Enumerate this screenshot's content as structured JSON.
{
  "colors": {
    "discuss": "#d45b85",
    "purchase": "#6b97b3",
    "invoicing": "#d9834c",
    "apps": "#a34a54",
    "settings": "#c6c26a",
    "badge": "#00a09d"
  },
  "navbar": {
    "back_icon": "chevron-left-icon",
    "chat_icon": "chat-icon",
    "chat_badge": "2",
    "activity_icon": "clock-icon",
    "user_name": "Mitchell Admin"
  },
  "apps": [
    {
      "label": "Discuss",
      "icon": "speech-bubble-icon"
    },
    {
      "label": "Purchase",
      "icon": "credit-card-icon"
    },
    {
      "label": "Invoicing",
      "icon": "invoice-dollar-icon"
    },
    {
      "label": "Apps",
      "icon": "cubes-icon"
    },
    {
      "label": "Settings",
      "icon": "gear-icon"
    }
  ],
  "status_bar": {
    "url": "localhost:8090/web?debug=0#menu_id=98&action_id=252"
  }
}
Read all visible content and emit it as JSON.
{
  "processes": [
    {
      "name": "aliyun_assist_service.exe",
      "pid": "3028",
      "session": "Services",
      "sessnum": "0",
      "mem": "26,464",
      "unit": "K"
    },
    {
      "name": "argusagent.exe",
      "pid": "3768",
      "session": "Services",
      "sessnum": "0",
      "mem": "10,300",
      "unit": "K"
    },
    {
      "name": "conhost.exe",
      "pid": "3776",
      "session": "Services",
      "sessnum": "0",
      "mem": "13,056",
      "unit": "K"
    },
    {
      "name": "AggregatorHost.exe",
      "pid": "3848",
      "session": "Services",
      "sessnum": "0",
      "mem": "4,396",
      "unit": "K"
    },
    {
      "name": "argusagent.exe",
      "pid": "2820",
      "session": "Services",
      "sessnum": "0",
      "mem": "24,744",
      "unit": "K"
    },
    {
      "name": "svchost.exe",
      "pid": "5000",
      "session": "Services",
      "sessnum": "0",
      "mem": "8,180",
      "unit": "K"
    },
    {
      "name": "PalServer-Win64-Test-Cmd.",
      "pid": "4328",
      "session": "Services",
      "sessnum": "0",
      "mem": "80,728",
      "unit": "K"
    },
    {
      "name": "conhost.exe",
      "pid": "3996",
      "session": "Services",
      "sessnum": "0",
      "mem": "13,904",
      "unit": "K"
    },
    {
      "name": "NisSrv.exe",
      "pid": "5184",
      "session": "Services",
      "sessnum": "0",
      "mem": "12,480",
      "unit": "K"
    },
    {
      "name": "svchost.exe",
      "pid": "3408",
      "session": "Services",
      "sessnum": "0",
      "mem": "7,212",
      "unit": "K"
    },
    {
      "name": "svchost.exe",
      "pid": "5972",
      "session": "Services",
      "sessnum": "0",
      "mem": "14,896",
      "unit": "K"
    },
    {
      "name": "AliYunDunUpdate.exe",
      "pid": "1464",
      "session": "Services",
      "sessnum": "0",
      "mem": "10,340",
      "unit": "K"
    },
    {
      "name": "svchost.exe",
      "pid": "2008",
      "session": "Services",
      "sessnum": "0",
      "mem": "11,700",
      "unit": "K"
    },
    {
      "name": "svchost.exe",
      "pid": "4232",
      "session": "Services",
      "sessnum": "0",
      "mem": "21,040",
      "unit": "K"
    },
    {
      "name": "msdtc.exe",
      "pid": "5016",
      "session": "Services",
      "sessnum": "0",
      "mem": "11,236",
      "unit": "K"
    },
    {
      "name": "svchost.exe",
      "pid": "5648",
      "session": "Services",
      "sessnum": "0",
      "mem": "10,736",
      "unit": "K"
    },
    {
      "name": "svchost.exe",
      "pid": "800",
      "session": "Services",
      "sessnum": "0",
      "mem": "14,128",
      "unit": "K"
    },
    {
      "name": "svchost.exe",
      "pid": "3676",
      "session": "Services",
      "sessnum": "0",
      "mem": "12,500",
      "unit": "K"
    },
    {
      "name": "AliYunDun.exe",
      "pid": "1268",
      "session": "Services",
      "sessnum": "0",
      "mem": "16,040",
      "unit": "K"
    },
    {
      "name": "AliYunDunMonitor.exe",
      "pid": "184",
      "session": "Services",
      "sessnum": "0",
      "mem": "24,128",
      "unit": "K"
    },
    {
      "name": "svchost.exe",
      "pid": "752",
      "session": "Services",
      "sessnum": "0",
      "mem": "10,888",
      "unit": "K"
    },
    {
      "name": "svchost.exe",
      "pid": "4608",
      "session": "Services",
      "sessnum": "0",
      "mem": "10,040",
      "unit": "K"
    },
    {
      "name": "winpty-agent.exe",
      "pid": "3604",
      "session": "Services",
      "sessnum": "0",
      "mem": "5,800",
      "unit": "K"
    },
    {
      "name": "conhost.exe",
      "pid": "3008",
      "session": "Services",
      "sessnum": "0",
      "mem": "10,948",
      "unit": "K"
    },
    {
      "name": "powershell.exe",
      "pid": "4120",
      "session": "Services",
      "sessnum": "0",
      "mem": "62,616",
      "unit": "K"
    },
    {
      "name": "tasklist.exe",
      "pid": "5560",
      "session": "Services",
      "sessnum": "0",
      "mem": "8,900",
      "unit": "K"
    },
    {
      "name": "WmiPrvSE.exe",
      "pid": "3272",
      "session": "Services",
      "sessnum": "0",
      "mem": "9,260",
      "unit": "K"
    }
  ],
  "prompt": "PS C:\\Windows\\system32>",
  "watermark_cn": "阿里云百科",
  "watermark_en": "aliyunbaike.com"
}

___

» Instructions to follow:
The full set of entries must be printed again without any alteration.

» Exercise answer:
Enumerate this screenshot's content as structured JSON.
{
  "colors": {
    "discuss": "#d45b85",
    "purchase": "#6b97b3",
    "invoicing": "#d9834c",
    "apps": "#a34a54",
    "settings": "#c6c26a",
    "badge": "#00a09d"
  },
  "navbar": {
    "back_icon": "chevron-left-icon",
    "chat_icon": "chat-icon",
    "chat_badge": "2",
    "activity_icon": "clock-icon",
    "user_name": "Mitchell Admin"
  },
  "apps": [
    {
      "label": "Discuss",
      "icon": "speech-bubble-icon"
    },
    {
      "label": "Purchase",
      "icon": "credit-card-icon"
    },
    {
      "label": "Invoicing",
      "icon": "invoice-dollar-icon"
    },
    {
      "label": "Apps",
      "icon": "cubes-icon"
    },
    {
      "label": "Settings",
      "icon": "gear-icon"
    }
  ],
  "status_bar": {
    "url": "localhost:8090/web?debug=0#menu_id=98&action_id=252"
  }
}
Read all visible content and emit it as JSON.
{
  "processes": [
    {
      "name": "aliyun_assist_service.exe",
      "pid": "3028",
      "session": "Services",
      "sessnum": "0",
      "mem": "26,464",
      "unit": "K"
    },
    {
      "name": "argusagent.exe",
      "pid": "3768",
      "session": "Services",
      "sessnum": "0",
      "mem": "10,300",
      "unit": "K"
    },
    {
      "name": "conhost.exe",
      "pid": "3776",
      "session": "Services",
      "sessnum": "0",
      "mem": "13,056",
      "unit": "K"
    },
    {
      "name": "AggregatorHost.exe",
      "pid": "3848",
      "session": "Services",
      "sessnum": "0",
      "mem": "4,396",
      "unit": "K"
    },
    {
      "name": "argusagent.exe",
      "pid": "2820",
      "session": "Services",
      "sessnum": "0",
      "mem": "24,744",
      "unit": "K"
    },
    {
      "name": "svchost.exe",
      "pid": "5000",
      "session": "Services",
      "sessnum": "0",
      "mem": "8,180",
      "unit": "K"
    },
    {
      "name": "PalServer-Win64-Test-Cmd.",
      "pid": "4328",
      "session": "Services",
      "sessnum": "0",
      "mem": "80,728",
      "unit": "K"
    },
    {
      "name": "conhost.exe",
      "pid": "3996",
      "session": "Services",
      "sessnum": "0",
      "mem": "13,904",
      "unit": "K"
    },
    {
      "name": "NisSrv.exe",
      "pid": "5184",
      "session": "Services",
      "sessnum": "0",
      "mem": "12,480",
      "unit": "K"
    },
    {
      "name": "svchost.exe",
      "pid": "3408",
      "session": "Services",
      "sessnum": "0",
      "mem": "7,212",
      "unit": "K"
    },
    {
      "name": "svchost.exe",
      "pid": "5972",
      "session": "Services",
      "sessnum": "0",
      "mem": "14,896",
      "unit": "K"
    },
    {
      "name": "AliYunDunUpdate.exe",
      "pid": "1464",
      "session": "Services",
      "sessnum": "0",
      "mem": "10,340",
      "unit": "K"
    },
    {
      "name": "svchost.exe",
      "pid": "2008",
      "session": "Services",
      "sessnum": "0",
      "mem": "11,700",
      "unit": "K"
    },
    {
      "name": "svchost.exe",
      "pid": "4232",
      "session": "Services",
      "sessnum": "0",
      "mem": "21,040",
      "unit": "K"
    },
    {
      "name": "msdtc.exe",
      "pid": "5016",
      "session": "Services",
      "sessnum": "0",
      "mem": "11,236",
      "unit": "K"
    },
    {
      "name": "svchost.exe",
      "pid": "5648",
      "session": "Services",
      "sessnum": "0",
      "mem": "10,736",
      "unit": "K"
    },
    {
      "name": "svchost.exe",
      "pid": "800",
      "session": "Services",
      "sessnum": "0",
      "mem": "14,128",
      "unit": "K"
    },
    {
      "name": "svchost.exe",
      "pid": "3676",
      "session": "Services",
      "sessnum": "0",
      "mem": "12,500",
      "unit": "K"
    },
    {
      "name": "AliYunDun.exe",
      "pid": "1268",
      "session": "Services",
      "sessnum": "0",
      "mem": "16,040",
      "unit": "K"
    },
    {
      "name": "AliYunDunMonitor.exe",
      "pid": "184",
      "session": "Services",
      "sessnum": "0",
      "mem": "24,128",
      "unit": "K"
    },
    {
      "name": "svchost.exe",
      "pid": "752",
      "session": "Services",
      "sessnum": "0",
      "mem": "10,888",
      "unit": "K"
    },
    {
      "name": "svchost.exe",
      "pid": "4608",
      "session": "Services",
      "sessnum": "0",
      "mem": "10,040",
      "unit": "K"
    },
    {
      "name": "winpty-agent.exe",
      "pid": "3604",
      "session": "Services",
      "sessnum": "0",
      "mem": "5,800",
      "unit": "K"
    },
    {
      "name": "conhost.exe",
      "pid": "3008",
      "session": "Services",
      "sessnum": "0",
      "mem": "10,948",
      "unit": "K"
    },
    {
      "name": "powershell.exe",
      "pid": "4120",
      "session": "Services",
      "sessnum": "0",
      "mem": "62,616",
      "unit": "K"
    },
    {
      "name": "tasklist.exe",
      "pid": "5560",
      "session": "Services",
      "sessnum": "0",
      "mem": "8,900",
      "unit": "K"
    },
    {
      "name": "WmiPrvSE.exe",
      "pid": "3272",
      "session": "Services",
      "sessnum": "0",
      "mem": "9,260",
      "unit": "K"
    }
  ],
  "prompt": "PS C:\\Windows\\system32>",
  "watermark_cn": "阿里云百科",
  "watermark_en": "aliyunbaike.com"
}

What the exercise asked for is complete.